Entry

Zheng-tong: Year 13, Month 3, Day 3

5 Apr 1448

Next Entry >>
<< Previous Entry

As the major chieftain Dao Bian-man and others of the Meng-yang Military and Civilian Pacification Superintendency in Yun-nan had secretly concealed the bandit son Si Ji-fa, the Emperor sent them orders of instruction. The orders read: "Meng-yang is an office established by the Court. You, Dao Bian-man, and the others have dared to oppose the Court's orders. This is the first reason you are to be subject to punishment. Si Ji-fa is the son of a bandit, and yet you have allowed him freedom and not captured him. This is the second reason you are to be subject to punishment. Meng-yang's land was, in the past, attacked by Si Ren-fa and subsequently your pacification superintendent Dao Meng-bin was treated with kindness in Yun-nan. However, you formed a rival gang to feud with him. This is the third reason you are to be subject to punishment. The Yun-nan regional commander and other officials have for successive generations governed your land. When they received orders to capture the bandit son, you did not accord with the tactics they had worked out. This is the fourth reason you are to be subject to punishment. You thought that because of the mountains and rivers and the dangerous roads, the government troops could not easily reach you and believed that because of the weather, the miasmic vapours and the heat, the government troops could not long remain there. When powerful you put up opposition, but when weak you fled. You certainly will not know that in ancient times Ma Yuan went and marked the distant frontier with a bronze pillar. He passed through difficulties and dangers without injury. Zhu-ge Liang crossed the Lu River in the fifth month and, despite the heat, came to no harm. Both were able to destroy the man and the yi and open up territory. Now, the great generals have the opportunity for a decisive victory. You know this from the previous Lu-chuan battles. You should repent your crimes and make an effort to change calamity to good fortune. Now, if Si Ji-fa can personally come to the Court, I will, as previously stated in orders, appoint him to a post, give him land and send him back to govern and live off (lit. to eat off) that land. If he is unwilling to come out, it would be best if you captured him and presented him to the Court. If you capture Si Ji-fa, you are to advise the government troops, so that they can receive him. If you prevaricate or delay things or report that he has fled to another place, the Court will indeed order the senior generals to lead the Great Army directly to your place and attack you with a combined force. At that time, it will be too late for repentance. You should consider this carefully!"

Ying-zong: juan 164.1a-b

Zhong-yang Yan-jiu yuan Ming Shi-lu, volume 29, page 3173/74

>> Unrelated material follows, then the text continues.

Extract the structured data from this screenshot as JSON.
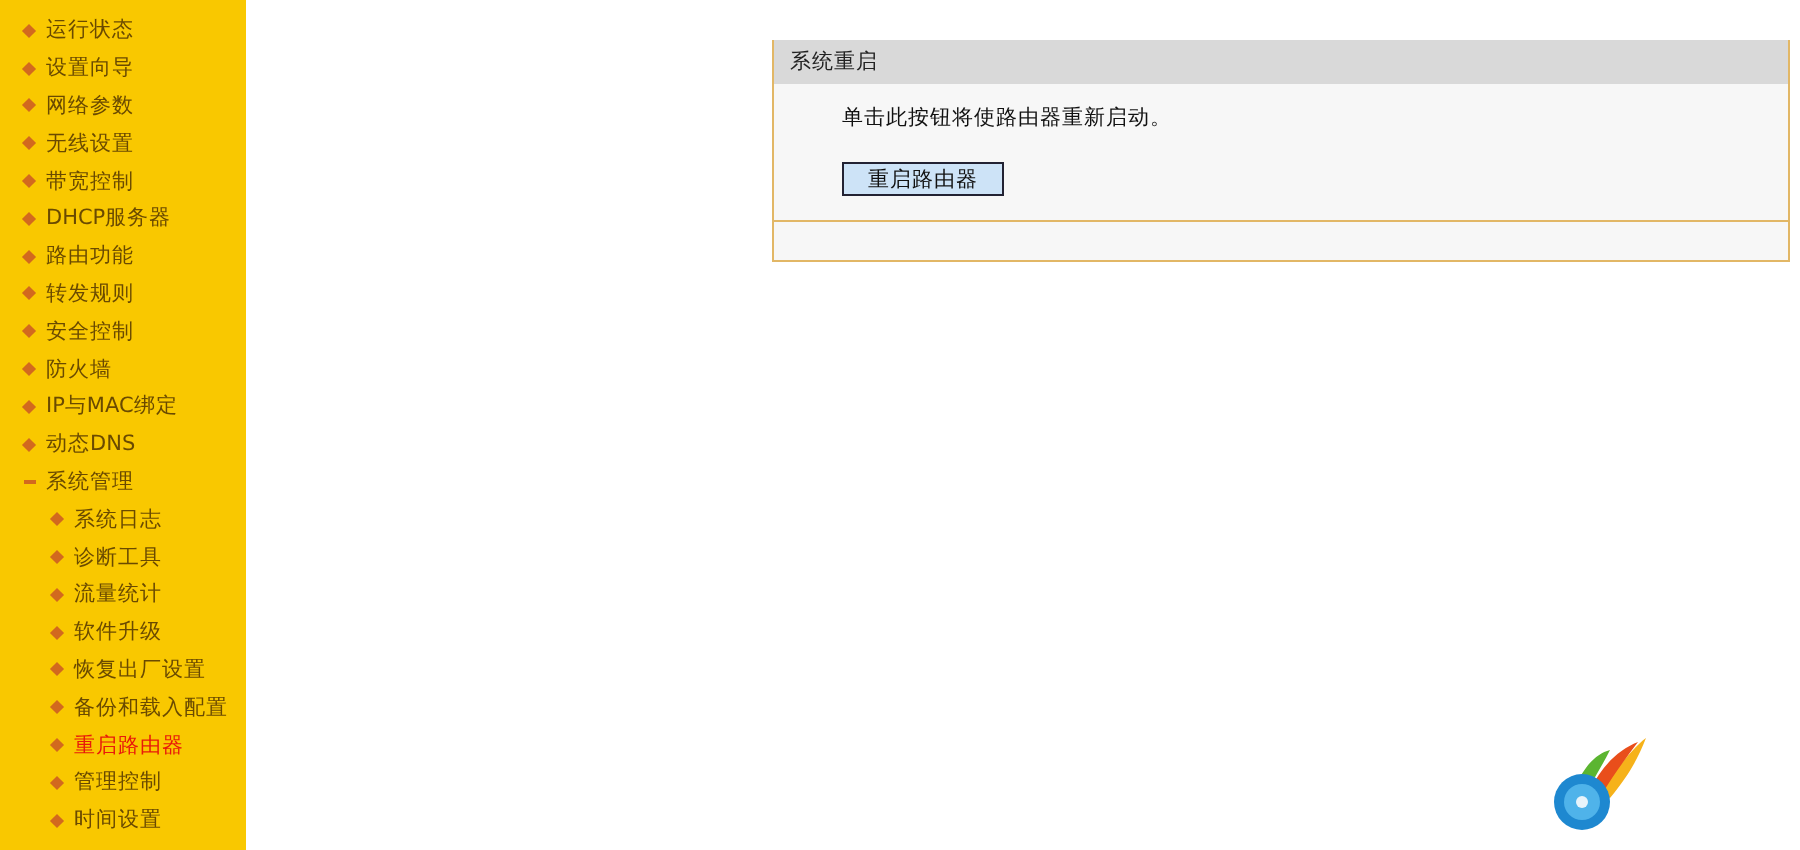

Next Entry >>
<< Previous Entry

Preferred form of citation for this entry:

Geoff Wade, translator, Southeast Asia in the Ming Shi-lu: an open access resource, Singapore: Asia Research Institute and the Singapore E-Press, National University of Singapore, http://epress.nus.edu.sg/msl/reign/zheng-tong/year-13-month-3-day-3, accessed January 21, 2021